→ What is required: Each record below should be output verbatim, without pictures.

→ Task inputs:
[Start of section]
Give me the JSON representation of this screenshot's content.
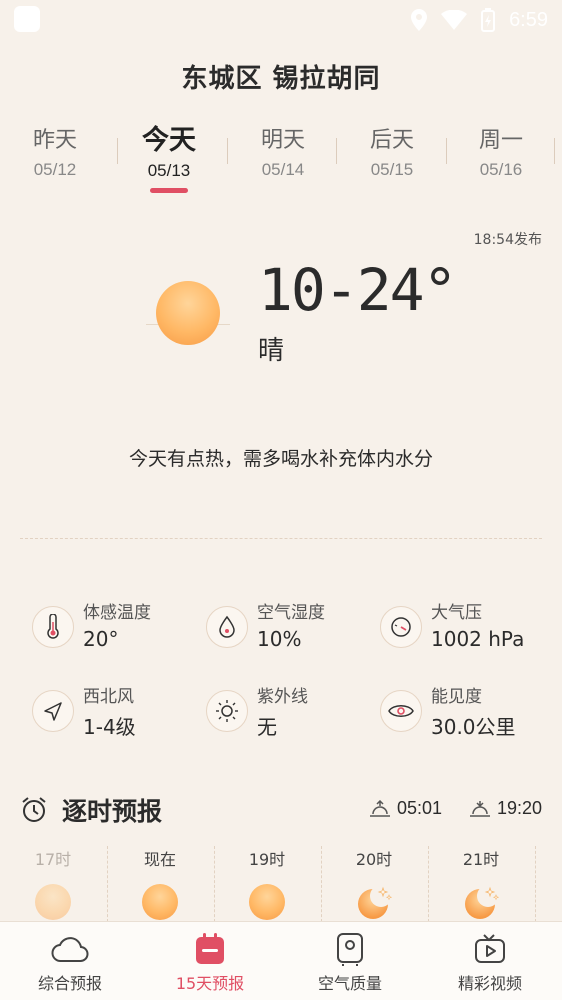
{
  "status_bar": {
    "time": "6:59"
  },
  "location": "东城区 锡拉胡同",
  "days": [
    {
      "name": "昨天",
      "date": "05/12"
    },
    {
      "name": "今天",
      "date": "05/13"
    },
    {
      "name": "明天",
      "date": "05/14"
    },
    {
      "name": "后天",
      "date": "05/15"
    },
    {
      "name": "周一",
      "date": "05/16"
    }
  ],
  "publish_time": "18:54发布",
  "today": {
    "temp_range": "10-24°",
    "condition": "晴",
    "tip": "今天有点热，需多喝水补充体内水分"
  },
  "details": [
    {
      "label": "体感温度",
      "value": "20°",
      "icon": "thermometer-icon"
    },
    {
      "label": "空气湿度",
      "value": "10%",
      "icon": "humidity-drop-icon"
    },
    {
      "label": "大气压",
      "value": "1002 hPa",
      "icon": "pressure-gauge-icon"
    },
    {
      "label": "西北风",
      "value": "1-4级",
      "icon": "wind-direction-icon"
    },
    {
      "label": "紫外线",
      "value": "无",
      "icon": "uv-sun-icon"
    },
    {
      "label": "能见度",
      "value": "30.0公里",
      "icon": "visibility-eye-icon"
    }
  ],
  "hourly": {
    "title": "逐时预报",
    "sunrise": "05:01",
    "sunset": "19:20",
    "hours": [
      {
        "label": "17时",
        "icon": "sun-icon"
      },
      {
        "label": "现在",
        "icon": "sun-icon"
      },
      {
        "label": "19时",
        "icon": "sun-icon"
      },
      {
        "label": "20时",
        "icon": "moon-stars-icon"
      },
      {
        "label": "21时",
        "icon": "moon-stars-icon"
      }
    ]
  },
  "nav": [
    {
      "label": "综合预报",
      "icon": "cloud-icon"
    },
    {
      "label": "15天预报",
      "icon": "calendar-icon"
    },
    {
      "label": "空气质量",
      "icon": "air-purifier-icon"
    },
    {
      "label": "精彩视频",
      "icon": "video-play-icon"
    }
  ],
  "colors": {
    "accent": "#e04f64",
    "background": "#f7f1ea",
    "sun": "#ffb865"
  }
}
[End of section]
→ Solution to this task:
Give me the JSON representation of this screenshot's content.
{
  "status_bar": {
    "time": "6:59"
  },
  "location": "东城区 锡拉胡同",
  "days": [
    {
      "name": "昨天",
      "date": "05/12"
    },
    {
      "name": "今天",
      "date": "05/13"
    },
    {
      "name": "明天",
      "date": "05/14"
    },
    {
      "name": "后天",
      "date": "05/15"
    },
    {
      "name": "周一",
      "date": "05/16"
    }
  ],
  "publish_time": "18:54发布",
  "today": {
    "temp_range": "10-24°",
    "condition": "晴",
    "tip": "今天有点热，需多喝水补充体内水分"
  },
  "details": [
    {
      "label": "体感温度",
      "value": "20°",
      "icon": "thermometer-icon"
    },
    {
      "label": "空气湿度",
      "value": "10%",
      "icon": "humidity-drop-icon"
    },
    {
      "label": "大气压",
      "value": "1002 hPa",
      "icon": "pressure-gauge-icon"
    },
    {
      "label": "西北风",
      "value": "1-4级",
      "icon": "wind-direction-icon"
    },
    {
      "label": "紫外线",
      "value": "无",
      "icon": "uv-sun-icon"
    },
    {
      "label": "能见度",
      "value": "30.0公里",
      "icon": "visibility-eye-icon"
    }
  ],
  "hourly": {
    "title": "逐时预报",
    "sunrise": "05:01",
    "sunset": "19:20",
    "hours": [
      {
        "label": "17时",
        "icon": "sun-icon"
      },
      {
        "label": "现在",
        "icon": "sun-icon"
      },
      {
        "label": "19时",
        "icon": "sun-icon"
      },
      {
        "label": "20时",
        "icon": "moon-stars-icon"
      },
      {
        "label": "21时",
        "icon": "moon-stars-icon"
      }
    ]
  },
  "nav": [
    {
      "label": "综合预报",
      "icon": "cloud-icon"
    },
    {
      "label": "15天预报",
      "icon": "calendar-icon"
    },
    {
      "label": "空气质量",
      "icon": "air-purifier-icon"
    },
    {
      "label": "精彩视频",
      "icon": "video-play-icon"
    }
  ],
  "colors": {
    "accent": "#e04f64",
    "background": "#f7f1ea",
    "sun": "#ffb865"
  }
}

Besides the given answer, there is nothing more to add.